Anyway, once you get the noodles taken care of, you are on your way to a quick and easy and (most importantly) delicious side dish.

Butternut Squash “Noodles” with Bacon and Goat Cheese

1 butternut squash cut into “noodles” (or about 12 oz from a store-bought container)

4 slices of bacon, cut into small pieces

1 tablespoon fresh sage, minced

2 sprigs worth of fresh thyme, minced

Goat cheese to your heart’s content

In a skillet over medium heat, cook your bacon until crispy. Remove from skillet to a paper towel-lined plate.


In the same skillet with the bacon grease, add your butternut squash noodles. 

Cook until softened. Just before they are done, add the sage and thyme. You can add a little bit of salt and pepper if you want, but the bacon is pretty salty, so you shouldn’t have to. Stir to incorporate and when the squash is done, remove from the heat and transfer to your serving dish.

Add the bacon back in and the goat cheese. Since you cook the noodles in the bacon grease, you lose the orange of the squash a bit and it isn’t the prettiest dish, but it tastes really yummy!

Autumn Steak Salad

I know salads for dinner are usually thought of as a summer thing. They are light and refreshing and rarely involve turning on an oven in the heat of the summer.

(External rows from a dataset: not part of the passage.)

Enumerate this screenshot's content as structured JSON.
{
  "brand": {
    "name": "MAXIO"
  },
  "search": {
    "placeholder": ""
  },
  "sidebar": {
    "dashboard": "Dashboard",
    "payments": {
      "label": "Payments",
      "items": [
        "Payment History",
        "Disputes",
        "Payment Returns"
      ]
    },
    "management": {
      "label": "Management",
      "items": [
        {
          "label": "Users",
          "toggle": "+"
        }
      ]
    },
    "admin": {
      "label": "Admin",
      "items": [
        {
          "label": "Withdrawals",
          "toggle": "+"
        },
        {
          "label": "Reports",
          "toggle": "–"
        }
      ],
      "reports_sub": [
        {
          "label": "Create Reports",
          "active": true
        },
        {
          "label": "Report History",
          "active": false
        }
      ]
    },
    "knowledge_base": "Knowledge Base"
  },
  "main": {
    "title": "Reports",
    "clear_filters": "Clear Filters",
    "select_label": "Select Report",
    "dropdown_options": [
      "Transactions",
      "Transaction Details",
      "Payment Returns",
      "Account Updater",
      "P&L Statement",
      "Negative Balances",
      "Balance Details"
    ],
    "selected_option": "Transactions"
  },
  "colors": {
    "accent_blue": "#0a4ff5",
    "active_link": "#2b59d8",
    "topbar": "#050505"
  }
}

Fall foods are usually considered more hearty and comforting. However, there is nobody saying that you can’t enjoy a good salad in the Fall and still feel warm and full. I was looking for something that would check off all the boxes: healthy, salad, filling, hearty, full of Fall goodness, so I came up with this beauty of a dish. My husband loved it. I loved it. It definitely hit the spot.

I’ve put approximate amounts in the list below. That’s one of the things that’s so great about a salad: you have so much free reign to make it how you like. Don’t want steak? Use chicken. Or no meat at all. Change the apple, add more cranberries.

You do you, boo.

Autumn Steak Salad

1 bag mixed greens (or lettuce/greens of your choice)

1 sweet potato, cubed

Olive oil

Ground cinnamon

1 apple, diced (I used a Fuji)

½ cup dried cranberries (or more if you’d like)

½ cup chopped walnuts (or more if you’d like)

Goat cheese, crumbled

Steak cut of your choice (I used a 15oz rib eye I found at Trader Joe’s)

Maple Dijon Apple vinaigrette

Salt and pepper

Fresh sage, about 1 tablespoon, minced

Place your cubed sweet potato on a baking sheet and coat with some olive oil, salt, and cinnamon, just a sprinkle or so will be fine. Roast in a 425 degree oven for 20 minutes. Remove from the pan and set aside to cool.

While the potatoes are roasting, season your steak with salt and pepper. Cook in a skillet over medium heat (I used my cast iron) until cooked to your preferred doneness. Remove and let set for about 5-10 minutes. Slice thinly.

Mix together the vinaigrette by combining equal parts olive oil and apple cider vinegar, a tablespoon of Dijon mustard, and ½ tablespoon of maple syrup and whisk together.

Assemble the salad: In a big bowl, add the greens, apple, cranberries, walnuts, sage, goat cheese, cooled sweet potatoes, and steak slices. Drizzle with dressing and toss to combine.